> _EXERCISE PROMPT_
When you reach the line containing "Read all visible" in the data below, reproduce it and every line that follows, exactly and without additions.

[Web page and app entries]
● ● ●

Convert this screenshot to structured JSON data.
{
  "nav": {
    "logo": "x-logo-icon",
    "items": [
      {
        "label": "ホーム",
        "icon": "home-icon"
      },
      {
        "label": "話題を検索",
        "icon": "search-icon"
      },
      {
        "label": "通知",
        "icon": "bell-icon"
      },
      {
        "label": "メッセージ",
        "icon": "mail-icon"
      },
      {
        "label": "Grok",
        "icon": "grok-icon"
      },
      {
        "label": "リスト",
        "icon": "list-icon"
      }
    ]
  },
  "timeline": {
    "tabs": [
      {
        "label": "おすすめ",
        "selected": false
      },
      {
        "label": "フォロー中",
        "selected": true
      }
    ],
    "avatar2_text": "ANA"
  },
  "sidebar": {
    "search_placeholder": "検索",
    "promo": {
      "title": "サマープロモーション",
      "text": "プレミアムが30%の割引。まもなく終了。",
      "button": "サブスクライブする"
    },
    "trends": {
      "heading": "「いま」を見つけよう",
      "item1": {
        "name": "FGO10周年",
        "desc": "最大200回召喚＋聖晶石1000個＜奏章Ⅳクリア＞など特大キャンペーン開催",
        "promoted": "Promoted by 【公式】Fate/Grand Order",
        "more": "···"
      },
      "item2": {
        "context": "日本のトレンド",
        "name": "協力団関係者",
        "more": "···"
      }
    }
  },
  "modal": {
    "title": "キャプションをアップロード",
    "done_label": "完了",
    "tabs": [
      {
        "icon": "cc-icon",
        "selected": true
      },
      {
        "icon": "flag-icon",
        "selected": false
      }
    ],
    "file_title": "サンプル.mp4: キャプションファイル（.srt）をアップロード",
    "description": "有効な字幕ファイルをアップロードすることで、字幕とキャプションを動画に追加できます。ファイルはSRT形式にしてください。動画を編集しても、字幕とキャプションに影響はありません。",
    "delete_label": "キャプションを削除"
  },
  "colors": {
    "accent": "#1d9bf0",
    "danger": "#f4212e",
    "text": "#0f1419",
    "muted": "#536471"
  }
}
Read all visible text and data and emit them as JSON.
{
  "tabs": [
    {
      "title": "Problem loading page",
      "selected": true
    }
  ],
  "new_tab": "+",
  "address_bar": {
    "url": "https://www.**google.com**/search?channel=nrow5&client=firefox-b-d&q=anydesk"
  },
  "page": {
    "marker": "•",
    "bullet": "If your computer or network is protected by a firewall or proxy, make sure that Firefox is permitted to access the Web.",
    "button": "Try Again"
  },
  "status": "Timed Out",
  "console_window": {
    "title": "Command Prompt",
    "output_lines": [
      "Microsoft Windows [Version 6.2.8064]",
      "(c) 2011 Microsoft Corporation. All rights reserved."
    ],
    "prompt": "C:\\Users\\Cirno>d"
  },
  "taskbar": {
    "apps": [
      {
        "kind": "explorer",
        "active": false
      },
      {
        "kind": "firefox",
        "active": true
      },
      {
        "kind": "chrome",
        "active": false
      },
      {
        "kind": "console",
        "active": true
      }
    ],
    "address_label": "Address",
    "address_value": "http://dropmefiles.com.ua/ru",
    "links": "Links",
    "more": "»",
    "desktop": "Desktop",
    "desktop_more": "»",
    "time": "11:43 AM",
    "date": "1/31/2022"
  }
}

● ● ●

> _RESULT_
Read all visible text and data and emit them as JSON.
{
  "tabs": [
    {
      "title": "Problem loading page",
      "selected": true
    }
  ],
  "new_tab": "+",
  "address_bar": {
    "url": "https://www.**google.com**/search?channel=nrow5&client=firefox-b-d&q=anydesk"
  },
  "page": {
    "marker": "•",
    "bullet": "If your computer or network is protected by a firewall or proxy, make sure that Firefox is permitted to access the Web.",
    "button": "Try Again"
  },
  "status": "Timed Out",
  "console_window": {
    "title": "Command Prompt",
    "output_lines": [
      "Microsoft Windows [Version 6.2.8064]",
      "(c) 2011 Microsoft Corporation. All rights reserved."
    ],
    "prompt": "C:\\Users\\Cirno>d"
  },
  "taskbar": {
    "apps": [
      {
        "kind": "explorer",
        "active": false
      },
      {
        "kind": "firefox",
        "active": true
      },
      {
        "kind": "chrome",
        "active": false
      },
      {
        "kind": "console",
        "active": true
      }
    ],
    "address_label": "Address",
    "address_value": "http://dropmefiles.com.ua/ru",
    "links": "Links",
    "more": "»",
    "desktop": "Desktop",
    "desktop_more": "»",
    "time": "11:43 AM",
    "date": "1/31/2022"
  }
}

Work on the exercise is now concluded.